Welcome to our new film roundtable, entitled amazing/never again. Recently, my good friend and courtroom videographer kyle dropped an amazing film on me:
This movie meets all of my criteria (crime, 1970s, method acting, verite pretensions, implicit class critique) but almost jumped the shark of seventies thriller-style grit and gestalt all the way into overtruthfulness and, ergo, un-watchability. Which brings me to the topic of our conversation, one I hope will carry on for all of our sakes’ for as long as possible:
Which films have you seen that made you think, simultaneously, this was wonderful and i never wish to see it ever again?
In literature the works of Conrad best exemplify this weird kind of anti-transcendence for me, in which once-heroic victims of their own successful quests for truth wreck their own lives and the lives of others trying to outrun the horrors they were brave enough to confront and idiotic enough to mistake for being somehow nourishing. Some, if not all, of life’s big lessons seem to me to be dark. And some films are so good at pointing those out that I don’t need to see them more than once, artistry notwithstanding. Here’s my first submission:
Bad Timing is a film by Nicholas Roeg, the director of Performance, The Man Who Fell to Earth, Eureka, Don’t Look Now, Insignificance and a bunch of other art-damaged features that nonetheless somehow won studio funding and influenced the whole wide subsequent world of indie rockers and auteurs.
Art Garfunkel plays a petulant, Freudian psychoanalyst prancing around Vienna, who falls in lust, love, lust, hate, lust, love with, and loses himself in pursuit of Theresa Russel. Russel herself gives a very three-dimensional performance that gestures way beyond Madonna-Whore-Femme Fatale – Film Noire Gal, and somehow positions herself in my memory, at least, as less a victim or object of Garfunkel’s narcissism than the subject, the animating presence, the magnet of desire, that moves the film. Harvey Keitel is woefully miscast as – you guessed it – an Austrian homicide detective who prevails upon the stop-start, flashback/flash-forward structure of the film’s narration, and tries in a Hitchcockian way to apply deductive reasoning in the corridors of unreason.
Is this film a critique of Freudian narcissism or a Freudian parable of the collusion of sex and violence? Is this film anti-intellectual or the masochistic face-scrubbing of an irrevocable braniac? Is it about the poison enlivening the maddening, luxurious desiring that certain sexual subjects favor, or is it about the death drive that universally haunts all of our procreative functioning? I don’t know, and I won’t soon figure it out, because this deeply flawed film is also the most probing, brilliant and unwatchable slab of film I’ve ever had to deal with. I shan’t be dealing with it again, nossir.

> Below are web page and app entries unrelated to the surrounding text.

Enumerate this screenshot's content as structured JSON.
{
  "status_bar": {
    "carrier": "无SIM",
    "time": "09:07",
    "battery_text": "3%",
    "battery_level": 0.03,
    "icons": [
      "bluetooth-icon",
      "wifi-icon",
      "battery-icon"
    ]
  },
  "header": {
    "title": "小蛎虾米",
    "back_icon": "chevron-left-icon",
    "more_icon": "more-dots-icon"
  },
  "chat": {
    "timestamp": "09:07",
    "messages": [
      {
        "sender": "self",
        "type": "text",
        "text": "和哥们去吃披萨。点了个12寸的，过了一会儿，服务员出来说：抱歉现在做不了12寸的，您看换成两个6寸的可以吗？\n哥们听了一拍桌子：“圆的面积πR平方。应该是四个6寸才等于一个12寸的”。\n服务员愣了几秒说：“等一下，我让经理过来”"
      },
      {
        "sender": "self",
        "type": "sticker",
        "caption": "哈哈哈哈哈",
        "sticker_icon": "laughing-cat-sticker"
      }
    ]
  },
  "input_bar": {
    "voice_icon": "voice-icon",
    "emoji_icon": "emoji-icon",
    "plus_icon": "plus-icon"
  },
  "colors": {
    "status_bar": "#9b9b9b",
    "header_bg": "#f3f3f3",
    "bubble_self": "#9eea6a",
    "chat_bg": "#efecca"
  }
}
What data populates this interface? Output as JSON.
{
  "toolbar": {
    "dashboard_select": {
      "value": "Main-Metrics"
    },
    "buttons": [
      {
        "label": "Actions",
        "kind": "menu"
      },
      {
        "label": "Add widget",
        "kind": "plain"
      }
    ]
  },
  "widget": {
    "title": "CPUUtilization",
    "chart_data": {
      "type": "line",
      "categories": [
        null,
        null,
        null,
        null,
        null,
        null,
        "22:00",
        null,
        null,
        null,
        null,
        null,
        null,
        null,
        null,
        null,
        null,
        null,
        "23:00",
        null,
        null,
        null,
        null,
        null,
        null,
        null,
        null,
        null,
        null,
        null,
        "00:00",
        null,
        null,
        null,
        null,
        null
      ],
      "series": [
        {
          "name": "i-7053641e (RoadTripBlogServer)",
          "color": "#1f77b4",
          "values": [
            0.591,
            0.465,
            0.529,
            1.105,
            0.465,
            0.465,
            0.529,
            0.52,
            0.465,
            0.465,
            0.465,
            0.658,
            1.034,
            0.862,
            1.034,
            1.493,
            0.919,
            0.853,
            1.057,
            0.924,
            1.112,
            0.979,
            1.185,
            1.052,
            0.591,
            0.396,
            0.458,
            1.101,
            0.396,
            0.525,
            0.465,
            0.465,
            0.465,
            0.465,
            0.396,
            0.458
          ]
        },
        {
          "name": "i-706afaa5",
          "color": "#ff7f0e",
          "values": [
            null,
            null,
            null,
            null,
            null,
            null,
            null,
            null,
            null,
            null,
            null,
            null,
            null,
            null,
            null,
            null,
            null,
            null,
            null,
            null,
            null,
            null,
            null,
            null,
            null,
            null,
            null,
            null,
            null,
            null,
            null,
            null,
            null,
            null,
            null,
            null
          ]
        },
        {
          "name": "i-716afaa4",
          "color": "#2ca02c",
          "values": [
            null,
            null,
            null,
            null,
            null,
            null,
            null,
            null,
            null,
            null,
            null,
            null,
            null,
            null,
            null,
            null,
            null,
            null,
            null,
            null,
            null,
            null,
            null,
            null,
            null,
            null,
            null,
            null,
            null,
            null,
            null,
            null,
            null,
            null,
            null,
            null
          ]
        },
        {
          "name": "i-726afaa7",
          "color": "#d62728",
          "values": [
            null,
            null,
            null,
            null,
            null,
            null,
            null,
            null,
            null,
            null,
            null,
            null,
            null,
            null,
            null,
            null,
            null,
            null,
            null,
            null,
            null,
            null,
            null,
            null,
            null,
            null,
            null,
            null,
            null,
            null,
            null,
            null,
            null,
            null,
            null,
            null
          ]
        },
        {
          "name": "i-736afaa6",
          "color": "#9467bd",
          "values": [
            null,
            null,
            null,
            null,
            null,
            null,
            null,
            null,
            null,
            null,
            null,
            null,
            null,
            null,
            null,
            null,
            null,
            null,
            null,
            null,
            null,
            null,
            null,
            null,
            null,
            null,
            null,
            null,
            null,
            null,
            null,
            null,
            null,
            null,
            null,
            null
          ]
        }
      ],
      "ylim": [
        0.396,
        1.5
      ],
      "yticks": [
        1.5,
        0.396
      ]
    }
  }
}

Now what about you? How about a title, brief synopsis, and reflection upon whatever films’ you loved enough to know better than to mess with ’em again.